High-fiber diets have been linked to lowered risk of serious disease, including cancer, heart disease, and diabetes complications. In functional foods and supplements, fiber can be in either soluble or insoluble form. Insoluble fiber is the coarse part of a plant that does not dissolve in water, such as oat bran or wheat bran. It supports digestive health by reducing constipation, speeding the movement of toxins and potential carcinogens through the body.

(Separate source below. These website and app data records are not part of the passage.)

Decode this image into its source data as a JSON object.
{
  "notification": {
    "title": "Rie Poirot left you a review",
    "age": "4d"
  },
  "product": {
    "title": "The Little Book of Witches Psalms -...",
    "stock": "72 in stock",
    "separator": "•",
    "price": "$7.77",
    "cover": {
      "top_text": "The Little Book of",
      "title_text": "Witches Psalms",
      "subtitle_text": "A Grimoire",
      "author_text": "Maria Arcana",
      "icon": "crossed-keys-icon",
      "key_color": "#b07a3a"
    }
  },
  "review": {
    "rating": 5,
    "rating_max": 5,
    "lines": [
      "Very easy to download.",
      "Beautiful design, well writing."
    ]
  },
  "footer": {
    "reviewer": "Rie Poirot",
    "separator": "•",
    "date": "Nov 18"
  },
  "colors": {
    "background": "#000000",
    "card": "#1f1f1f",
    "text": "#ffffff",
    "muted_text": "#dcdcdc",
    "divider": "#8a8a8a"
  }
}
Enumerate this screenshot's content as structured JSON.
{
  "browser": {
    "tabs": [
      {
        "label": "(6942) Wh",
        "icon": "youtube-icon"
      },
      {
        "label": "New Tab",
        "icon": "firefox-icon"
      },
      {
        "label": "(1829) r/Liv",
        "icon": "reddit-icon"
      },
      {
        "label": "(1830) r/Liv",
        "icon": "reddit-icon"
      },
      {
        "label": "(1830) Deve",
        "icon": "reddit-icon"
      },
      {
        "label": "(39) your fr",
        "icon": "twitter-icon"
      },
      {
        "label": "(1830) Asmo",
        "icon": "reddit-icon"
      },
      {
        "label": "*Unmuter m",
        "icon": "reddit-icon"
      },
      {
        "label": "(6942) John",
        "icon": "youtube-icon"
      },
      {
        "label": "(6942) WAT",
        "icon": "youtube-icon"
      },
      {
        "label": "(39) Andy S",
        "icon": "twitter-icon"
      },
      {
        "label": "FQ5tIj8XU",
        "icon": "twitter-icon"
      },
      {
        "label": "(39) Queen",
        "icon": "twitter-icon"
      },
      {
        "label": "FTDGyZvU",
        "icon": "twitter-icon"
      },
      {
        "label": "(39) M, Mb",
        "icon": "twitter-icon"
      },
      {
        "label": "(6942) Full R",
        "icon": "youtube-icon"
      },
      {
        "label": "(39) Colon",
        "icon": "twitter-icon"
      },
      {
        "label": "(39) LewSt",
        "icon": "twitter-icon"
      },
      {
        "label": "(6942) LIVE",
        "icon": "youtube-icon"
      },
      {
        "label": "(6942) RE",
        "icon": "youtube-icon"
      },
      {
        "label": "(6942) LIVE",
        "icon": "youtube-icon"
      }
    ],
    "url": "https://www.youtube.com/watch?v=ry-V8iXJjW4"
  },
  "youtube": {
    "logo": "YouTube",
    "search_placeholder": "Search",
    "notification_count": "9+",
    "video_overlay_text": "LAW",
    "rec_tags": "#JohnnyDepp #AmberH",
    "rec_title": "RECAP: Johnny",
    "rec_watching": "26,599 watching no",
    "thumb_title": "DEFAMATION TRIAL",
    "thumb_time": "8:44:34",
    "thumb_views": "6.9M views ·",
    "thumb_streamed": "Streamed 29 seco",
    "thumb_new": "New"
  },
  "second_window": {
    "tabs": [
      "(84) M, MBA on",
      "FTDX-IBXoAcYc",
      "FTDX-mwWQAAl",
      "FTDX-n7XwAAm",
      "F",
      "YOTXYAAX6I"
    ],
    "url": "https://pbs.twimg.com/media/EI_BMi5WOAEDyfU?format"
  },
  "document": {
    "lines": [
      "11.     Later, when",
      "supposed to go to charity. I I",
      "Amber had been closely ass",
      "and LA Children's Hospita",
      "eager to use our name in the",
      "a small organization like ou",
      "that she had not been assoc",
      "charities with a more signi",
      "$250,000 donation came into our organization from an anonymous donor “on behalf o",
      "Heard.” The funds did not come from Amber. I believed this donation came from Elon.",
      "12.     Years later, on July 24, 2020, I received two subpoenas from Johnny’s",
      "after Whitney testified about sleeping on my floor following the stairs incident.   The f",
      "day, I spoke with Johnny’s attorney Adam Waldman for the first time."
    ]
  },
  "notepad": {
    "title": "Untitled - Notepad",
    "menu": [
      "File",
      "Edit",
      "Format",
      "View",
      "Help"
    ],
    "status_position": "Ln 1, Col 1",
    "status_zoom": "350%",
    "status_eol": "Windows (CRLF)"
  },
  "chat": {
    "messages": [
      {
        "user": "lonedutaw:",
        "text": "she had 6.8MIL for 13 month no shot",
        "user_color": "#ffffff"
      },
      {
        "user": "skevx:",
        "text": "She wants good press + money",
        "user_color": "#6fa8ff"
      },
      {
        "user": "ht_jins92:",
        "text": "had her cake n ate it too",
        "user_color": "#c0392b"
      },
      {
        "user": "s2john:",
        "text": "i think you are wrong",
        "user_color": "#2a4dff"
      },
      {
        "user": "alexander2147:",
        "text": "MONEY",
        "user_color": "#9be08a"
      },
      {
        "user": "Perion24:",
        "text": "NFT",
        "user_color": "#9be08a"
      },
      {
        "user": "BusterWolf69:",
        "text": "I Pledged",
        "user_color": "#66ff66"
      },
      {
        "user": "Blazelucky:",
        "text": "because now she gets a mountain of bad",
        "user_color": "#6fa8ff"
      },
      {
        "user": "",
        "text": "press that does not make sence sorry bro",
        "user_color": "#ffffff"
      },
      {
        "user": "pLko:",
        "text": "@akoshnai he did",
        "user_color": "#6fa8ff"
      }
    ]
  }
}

Soluble fiber, derived from plant cell walls, mixes with water to form a gel-like substance. When ingested, soluble fiber binds to dietary cholesterol and reduces blood cholesterol levels. In functional food bars and many other foods, a common form of soluble fiber is inulin, derived from chicory. Inulin can be formulated to replace fats or sweeteners in functional foods, and has the added benefits of serving as a prebiotic and increasing calcium absorption. A similar substance, FOS (Fructo-oligosaccharides) is also noted for its ability to lower cholesterol and blood sugar levels, as well as its prebiotic effect.